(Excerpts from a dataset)
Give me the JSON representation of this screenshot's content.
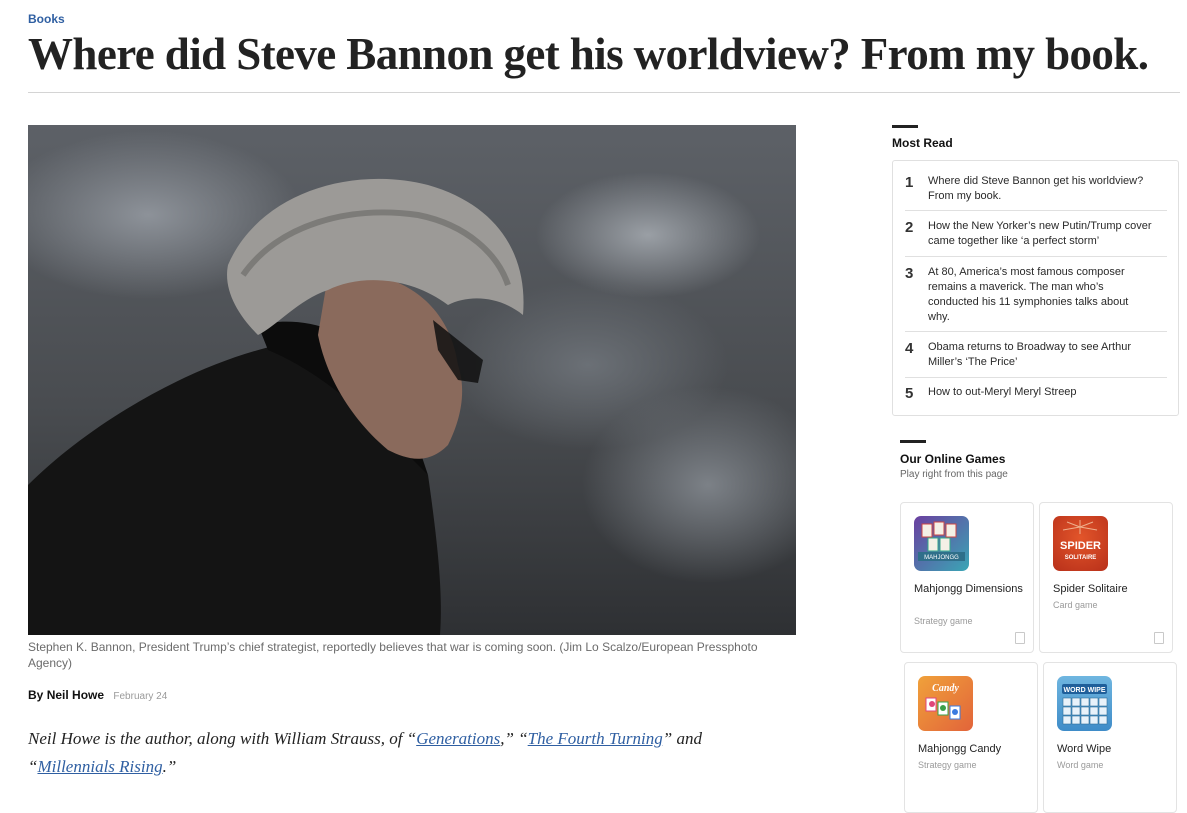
{
  "section": "Books",
  "headline": "Where did Steve Bannon get his worldview? From my book.",
  "photo_icon": "portrait-photo",
  "caption": "Stephen K. Bannon, President Trump’s chief strategist, reportedly believes that war is coming soon. (Jim Lo Scalzo/European Pressphoto Agency)",
  "byline": {
    "by": "By",
    "author": "Neil Howe",
    "date": "February 24"
  },
  "intro": {
    "t1": "Neil Howe is the author, along with William Strauss, of “",
    "l1": "Generations",
    "t2": ",” “",
    "l2": "The Fourth Turning",
    "t3": "” and “",
    "l3": "Millennials Rising",
    "t4": ".”"
  },
  "most_read": {
    "title": "Most Read",
    "items": [
      {
        "num": "1",
        "text": "Where did Steve Bannon get his worldview? From my book."
      },
      {
        "num": "2",
        "text": "How the New Yorker’s new Putin/Trump cover came together like ‘a perfect storm’"
      },
      {
        "num": "3",
        "text": "At 80, America’s most famous composer remains a maverick. The man who’s conducted his 11 symphonies talks about why."
      },
      {
        "num": "4",
        "text": "Obama returns to Broadway to see Arthur Miller’s ‘The Price’"
      },
      {
        "num": "5",
        "text": "How to out-Meryl Meryl Streep"
      }
    ]
  },
  "online_games": {
    "title": "Our Online Games",
    "subtitle": "Play right from this page",
    "games": [
      {
        "name": "Mahjongg Dimensions",
        "type": "Strategy game",
        "thumb_label": "MAHJONGG",
        "icon": "mahjongg-dimensions-icon"
      },
      {
        "name": "Spider Solitaire",
        "type": "Card game",
        "thumb_label": "SPIDER SOLITAIRE",
        "icon": "spider-solitaire-icon"
      },
      {
        "name": "Mahjongg Candy",
        "type": "Strategy game",
        "thumb_label": "Candy",
        "icon": "mahjongg-candy-icon"
      },
      {
        "name": "Word Wipe",
        "type": "Word game",
        "thumb_label": "WORD WIPE",
        "icon": "word-wipe-icon"
      }
    ]
  }
}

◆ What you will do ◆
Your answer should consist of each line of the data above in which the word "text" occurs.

◆ Solution ◆
        "text": "Where did Steve Bannon get his worldview? From my book."
        "text": "How the New Yorker’s new Putin/Trump cover came together like ‘a perfect storm’"
        "text": "At 80, America’s most famous composer remains a maverick. The man who’s conducted his 11 symphonies talks about why."
        "text": "Obama returns to Broadway to see Arthur Miller’s ‘The Price’"
        "text": "How to out-Meryl Meryl Streep"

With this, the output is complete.